Microsoft Releases Reporting Module for PowerShell Desired State Configuration
Microsoft announced the availability of a new Windows PowerShell module this week that adds reporting capabilities for Windows operating systems maintained using Desired State Configuration (DSC).
The module, called "DSC Environment Analyzer" (DSCEA) version 1.1, runs reports on server resources that use the system's Managed Object Format (MOF) file. An MOF file is used as a reference to describe management information in the Windows Management Instrumentation repository.
DSC is a Windows PowerShell extension that lets users declare how Windows server software should be configured. A server gets polled to check if it's following those declarations per the DSC approach. However, a facility for getting compliance reports apparently was lacking.
"DSCEA's primary use case is to verify that your systems are actually configured the way you want them to be," Microsoft explained, in its announcement.
DSCEA will verify a single registry key setting. It'll check if baseline configuration settings are met. It will verify that Group Policy settings were correctly applied. In addition, DSCEA also work with Windows Server 2016 Nano Server, which lacks Group Policy control, according to the announcement.
Microsoft released DSCEA as open source software at the GitHub repository, which can be accessed at this page. It's also available from the PowerShell Gallery.
Users need to execute certain PowerShell scripts to get the compliance information. The information generated by DSCEA can be displayed in reports using HTML or Microsoft's Power BI business intelligence solution, as illustrated in the "Introduction" article at GitHub, where Microsoft shows screenshots. It's possible to use the Power BI Desktop application without an Office 365 subscription for reporting purposes, per an explanation on GitHub.
The new DSCEA module only works with Windows operating systems from Windows Server 2008 R2 Service Pack 1 or later products.

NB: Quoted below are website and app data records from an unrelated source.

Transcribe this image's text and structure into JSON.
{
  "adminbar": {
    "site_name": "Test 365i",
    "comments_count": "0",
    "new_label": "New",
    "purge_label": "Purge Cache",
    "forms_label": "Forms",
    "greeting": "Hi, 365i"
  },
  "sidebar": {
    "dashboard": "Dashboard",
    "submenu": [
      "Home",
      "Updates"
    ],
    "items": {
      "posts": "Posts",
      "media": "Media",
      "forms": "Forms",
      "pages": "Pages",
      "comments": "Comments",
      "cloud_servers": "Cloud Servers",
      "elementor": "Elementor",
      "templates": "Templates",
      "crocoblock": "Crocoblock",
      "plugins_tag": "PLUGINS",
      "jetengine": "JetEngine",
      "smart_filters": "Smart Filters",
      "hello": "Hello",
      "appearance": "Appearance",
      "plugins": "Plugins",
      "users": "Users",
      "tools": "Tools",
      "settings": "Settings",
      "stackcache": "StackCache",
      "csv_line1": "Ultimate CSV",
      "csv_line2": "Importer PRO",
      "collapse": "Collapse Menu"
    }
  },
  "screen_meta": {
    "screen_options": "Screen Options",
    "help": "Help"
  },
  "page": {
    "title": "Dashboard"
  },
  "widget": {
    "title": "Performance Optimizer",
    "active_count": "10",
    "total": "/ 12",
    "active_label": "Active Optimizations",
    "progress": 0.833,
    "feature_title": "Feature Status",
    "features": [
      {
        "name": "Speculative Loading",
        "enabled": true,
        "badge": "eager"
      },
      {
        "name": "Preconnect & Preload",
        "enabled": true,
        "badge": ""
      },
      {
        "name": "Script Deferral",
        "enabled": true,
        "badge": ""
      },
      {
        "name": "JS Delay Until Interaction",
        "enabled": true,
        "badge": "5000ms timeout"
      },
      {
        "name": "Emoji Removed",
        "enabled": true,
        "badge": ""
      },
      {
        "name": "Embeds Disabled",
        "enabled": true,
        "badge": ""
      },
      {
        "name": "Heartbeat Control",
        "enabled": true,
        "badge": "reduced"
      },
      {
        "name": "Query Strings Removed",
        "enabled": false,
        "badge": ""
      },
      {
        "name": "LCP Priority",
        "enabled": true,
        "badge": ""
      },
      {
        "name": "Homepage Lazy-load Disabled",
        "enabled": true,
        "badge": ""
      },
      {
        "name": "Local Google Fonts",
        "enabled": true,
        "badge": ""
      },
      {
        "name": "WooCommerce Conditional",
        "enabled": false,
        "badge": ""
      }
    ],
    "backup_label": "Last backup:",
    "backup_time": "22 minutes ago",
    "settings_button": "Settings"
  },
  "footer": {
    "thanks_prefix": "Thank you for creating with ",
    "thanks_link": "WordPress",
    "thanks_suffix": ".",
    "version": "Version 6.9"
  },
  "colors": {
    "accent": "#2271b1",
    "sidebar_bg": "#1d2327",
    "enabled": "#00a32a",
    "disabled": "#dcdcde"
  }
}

It requires the use of PowerShell 5 or greater and users have to enable "PowerShell Remoting and WinRM," according to the "System Requirements" document. It's possible to use DSCEA with servers housed in an organizations premises or at a service provider's location.
Kurt Mackie is senior news producer for the 1105 Enterprise Computing Group.